__Work order__
Search the listing for the string "date". Copy every line that has it.

__Dataset records__
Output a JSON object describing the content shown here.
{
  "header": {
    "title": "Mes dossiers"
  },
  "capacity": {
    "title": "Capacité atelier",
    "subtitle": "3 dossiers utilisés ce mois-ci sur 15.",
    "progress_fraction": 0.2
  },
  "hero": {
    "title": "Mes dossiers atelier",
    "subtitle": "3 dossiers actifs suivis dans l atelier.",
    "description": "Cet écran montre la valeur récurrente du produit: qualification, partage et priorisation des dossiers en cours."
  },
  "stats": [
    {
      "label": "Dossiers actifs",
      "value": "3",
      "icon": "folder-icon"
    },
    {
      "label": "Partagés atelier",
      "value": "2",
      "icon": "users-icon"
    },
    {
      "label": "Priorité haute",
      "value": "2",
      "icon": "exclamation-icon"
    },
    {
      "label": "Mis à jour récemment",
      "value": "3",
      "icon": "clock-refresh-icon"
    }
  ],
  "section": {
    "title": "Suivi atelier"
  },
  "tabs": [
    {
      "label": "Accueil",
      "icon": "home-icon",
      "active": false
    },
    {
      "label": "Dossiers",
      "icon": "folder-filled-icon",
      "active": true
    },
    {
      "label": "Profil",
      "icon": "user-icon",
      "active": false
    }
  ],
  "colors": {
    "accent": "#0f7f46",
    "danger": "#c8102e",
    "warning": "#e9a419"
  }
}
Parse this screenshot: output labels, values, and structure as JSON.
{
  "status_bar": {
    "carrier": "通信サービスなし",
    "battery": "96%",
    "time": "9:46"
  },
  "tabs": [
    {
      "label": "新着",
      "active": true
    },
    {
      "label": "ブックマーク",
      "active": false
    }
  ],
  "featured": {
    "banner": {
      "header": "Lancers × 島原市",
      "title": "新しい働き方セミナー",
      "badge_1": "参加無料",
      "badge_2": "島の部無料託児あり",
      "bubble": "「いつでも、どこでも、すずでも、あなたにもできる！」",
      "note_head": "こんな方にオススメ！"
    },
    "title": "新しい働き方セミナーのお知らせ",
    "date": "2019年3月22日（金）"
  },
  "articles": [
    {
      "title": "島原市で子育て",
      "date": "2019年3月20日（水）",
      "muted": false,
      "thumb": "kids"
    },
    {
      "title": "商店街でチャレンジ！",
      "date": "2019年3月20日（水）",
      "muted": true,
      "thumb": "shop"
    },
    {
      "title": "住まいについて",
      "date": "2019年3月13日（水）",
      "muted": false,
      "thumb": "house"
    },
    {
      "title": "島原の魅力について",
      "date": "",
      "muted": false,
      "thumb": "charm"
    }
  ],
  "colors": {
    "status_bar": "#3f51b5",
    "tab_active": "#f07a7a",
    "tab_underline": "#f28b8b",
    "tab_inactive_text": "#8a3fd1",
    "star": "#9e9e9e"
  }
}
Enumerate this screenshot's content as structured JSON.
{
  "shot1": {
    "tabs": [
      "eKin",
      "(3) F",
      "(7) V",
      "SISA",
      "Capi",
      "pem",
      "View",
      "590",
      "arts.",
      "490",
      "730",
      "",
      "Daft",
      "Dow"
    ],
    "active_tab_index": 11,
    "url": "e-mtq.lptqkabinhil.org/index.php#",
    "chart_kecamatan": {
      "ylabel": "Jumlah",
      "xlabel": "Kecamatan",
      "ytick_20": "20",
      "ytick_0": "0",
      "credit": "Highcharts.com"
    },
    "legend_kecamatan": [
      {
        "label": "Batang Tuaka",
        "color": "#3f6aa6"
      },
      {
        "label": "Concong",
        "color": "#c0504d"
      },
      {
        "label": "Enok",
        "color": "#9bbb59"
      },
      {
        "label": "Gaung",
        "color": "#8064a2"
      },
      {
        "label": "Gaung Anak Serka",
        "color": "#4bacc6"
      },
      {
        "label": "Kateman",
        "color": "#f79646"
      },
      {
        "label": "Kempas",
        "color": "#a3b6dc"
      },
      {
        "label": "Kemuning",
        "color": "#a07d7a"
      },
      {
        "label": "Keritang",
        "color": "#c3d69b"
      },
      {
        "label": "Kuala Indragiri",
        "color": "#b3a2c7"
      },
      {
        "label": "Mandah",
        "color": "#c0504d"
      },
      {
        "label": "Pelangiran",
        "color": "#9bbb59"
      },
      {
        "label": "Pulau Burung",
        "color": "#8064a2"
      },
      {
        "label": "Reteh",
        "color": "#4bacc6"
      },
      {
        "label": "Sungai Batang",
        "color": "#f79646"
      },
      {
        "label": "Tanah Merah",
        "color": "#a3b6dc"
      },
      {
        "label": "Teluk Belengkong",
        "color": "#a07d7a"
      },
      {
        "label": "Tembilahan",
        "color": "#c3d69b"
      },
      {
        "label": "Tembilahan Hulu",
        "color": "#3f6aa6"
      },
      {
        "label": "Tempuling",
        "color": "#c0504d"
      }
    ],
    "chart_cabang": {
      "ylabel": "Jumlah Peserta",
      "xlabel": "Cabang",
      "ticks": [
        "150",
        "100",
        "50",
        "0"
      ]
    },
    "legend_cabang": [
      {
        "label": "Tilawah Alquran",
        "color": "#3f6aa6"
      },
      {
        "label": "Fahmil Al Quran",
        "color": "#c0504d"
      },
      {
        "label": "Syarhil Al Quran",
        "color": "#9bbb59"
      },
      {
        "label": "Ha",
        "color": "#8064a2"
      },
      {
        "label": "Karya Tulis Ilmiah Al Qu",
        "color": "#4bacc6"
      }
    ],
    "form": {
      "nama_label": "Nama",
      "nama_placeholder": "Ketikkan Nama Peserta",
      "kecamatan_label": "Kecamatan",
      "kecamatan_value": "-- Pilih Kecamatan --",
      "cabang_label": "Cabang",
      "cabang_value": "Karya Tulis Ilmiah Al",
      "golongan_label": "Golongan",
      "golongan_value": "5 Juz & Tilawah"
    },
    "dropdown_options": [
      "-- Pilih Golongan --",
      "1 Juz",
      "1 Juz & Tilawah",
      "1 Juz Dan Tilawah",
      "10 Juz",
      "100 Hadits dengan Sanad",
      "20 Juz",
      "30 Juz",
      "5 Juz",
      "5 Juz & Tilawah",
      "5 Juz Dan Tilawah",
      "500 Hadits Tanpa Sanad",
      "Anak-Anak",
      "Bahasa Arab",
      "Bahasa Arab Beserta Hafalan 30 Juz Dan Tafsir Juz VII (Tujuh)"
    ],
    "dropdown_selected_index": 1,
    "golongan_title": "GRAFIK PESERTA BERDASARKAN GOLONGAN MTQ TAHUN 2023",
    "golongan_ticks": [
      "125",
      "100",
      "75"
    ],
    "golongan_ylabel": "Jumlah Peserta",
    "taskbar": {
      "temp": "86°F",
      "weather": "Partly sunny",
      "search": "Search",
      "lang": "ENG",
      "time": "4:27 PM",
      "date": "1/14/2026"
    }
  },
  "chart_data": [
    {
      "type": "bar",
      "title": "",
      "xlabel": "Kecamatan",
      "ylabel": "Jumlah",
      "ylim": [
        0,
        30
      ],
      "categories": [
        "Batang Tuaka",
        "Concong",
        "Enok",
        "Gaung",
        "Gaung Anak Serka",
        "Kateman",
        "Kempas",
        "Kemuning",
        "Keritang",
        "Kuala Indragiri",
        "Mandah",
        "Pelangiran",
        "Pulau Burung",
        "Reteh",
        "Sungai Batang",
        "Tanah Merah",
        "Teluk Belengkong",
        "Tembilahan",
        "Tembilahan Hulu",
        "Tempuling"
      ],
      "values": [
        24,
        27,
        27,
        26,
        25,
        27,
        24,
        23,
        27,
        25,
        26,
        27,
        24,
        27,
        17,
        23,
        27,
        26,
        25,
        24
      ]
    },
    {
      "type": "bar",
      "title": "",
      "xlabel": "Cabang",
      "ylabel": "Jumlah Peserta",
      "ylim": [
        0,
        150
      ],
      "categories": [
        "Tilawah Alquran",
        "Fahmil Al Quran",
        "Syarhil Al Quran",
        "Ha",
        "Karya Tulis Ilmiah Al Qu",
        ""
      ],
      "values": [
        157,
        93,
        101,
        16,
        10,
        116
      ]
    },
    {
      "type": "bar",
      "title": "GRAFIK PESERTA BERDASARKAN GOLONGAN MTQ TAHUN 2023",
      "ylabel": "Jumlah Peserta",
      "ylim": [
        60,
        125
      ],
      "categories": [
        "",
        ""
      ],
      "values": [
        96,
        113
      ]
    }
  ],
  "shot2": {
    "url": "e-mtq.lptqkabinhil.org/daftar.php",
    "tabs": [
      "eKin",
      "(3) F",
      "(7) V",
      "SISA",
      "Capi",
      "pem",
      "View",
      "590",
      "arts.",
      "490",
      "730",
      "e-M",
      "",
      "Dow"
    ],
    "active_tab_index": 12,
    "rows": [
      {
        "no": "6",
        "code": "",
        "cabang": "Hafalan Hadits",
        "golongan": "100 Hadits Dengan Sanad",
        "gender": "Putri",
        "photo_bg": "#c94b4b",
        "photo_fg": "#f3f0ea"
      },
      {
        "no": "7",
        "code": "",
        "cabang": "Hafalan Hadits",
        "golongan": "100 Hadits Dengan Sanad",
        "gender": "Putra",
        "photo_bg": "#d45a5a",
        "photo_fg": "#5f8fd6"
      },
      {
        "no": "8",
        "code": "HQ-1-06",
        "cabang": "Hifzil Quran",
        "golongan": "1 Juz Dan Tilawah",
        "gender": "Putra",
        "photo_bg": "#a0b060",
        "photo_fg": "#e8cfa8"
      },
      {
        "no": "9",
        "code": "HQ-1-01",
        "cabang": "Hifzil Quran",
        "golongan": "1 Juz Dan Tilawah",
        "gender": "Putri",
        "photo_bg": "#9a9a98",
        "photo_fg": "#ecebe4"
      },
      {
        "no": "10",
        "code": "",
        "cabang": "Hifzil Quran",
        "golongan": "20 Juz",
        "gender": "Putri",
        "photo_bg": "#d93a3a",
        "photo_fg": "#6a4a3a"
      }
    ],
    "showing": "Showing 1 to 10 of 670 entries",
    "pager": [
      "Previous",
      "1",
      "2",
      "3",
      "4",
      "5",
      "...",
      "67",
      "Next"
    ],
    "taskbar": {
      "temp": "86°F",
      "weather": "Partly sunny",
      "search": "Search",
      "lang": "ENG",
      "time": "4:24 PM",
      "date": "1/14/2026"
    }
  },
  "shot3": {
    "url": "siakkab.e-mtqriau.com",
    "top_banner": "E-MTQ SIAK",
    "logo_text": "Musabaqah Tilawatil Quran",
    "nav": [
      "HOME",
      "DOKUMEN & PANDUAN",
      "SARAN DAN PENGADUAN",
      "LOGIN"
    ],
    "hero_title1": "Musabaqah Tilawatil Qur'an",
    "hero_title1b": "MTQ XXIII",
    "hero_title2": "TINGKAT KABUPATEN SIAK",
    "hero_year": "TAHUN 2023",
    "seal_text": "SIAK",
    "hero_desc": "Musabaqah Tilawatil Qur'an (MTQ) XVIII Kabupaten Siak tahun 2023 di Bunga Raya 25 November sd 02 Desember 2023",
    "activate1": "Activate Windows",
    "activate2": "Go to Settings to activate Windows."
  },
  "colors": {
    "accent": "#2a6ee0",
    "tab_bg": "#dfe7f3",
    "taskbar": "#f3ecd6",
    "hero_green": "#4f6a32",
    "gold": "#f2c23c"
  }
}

__Exercise result__
    "date": "2019年3月22日（金）"
      "date": "2019年3月20日（水）",
      "date": "2019年3月20日（水）",
      "date": "2019年3月13日（水）",
      "date": "",
      "date": "1/14/2026"
      "date": "1/14/2026"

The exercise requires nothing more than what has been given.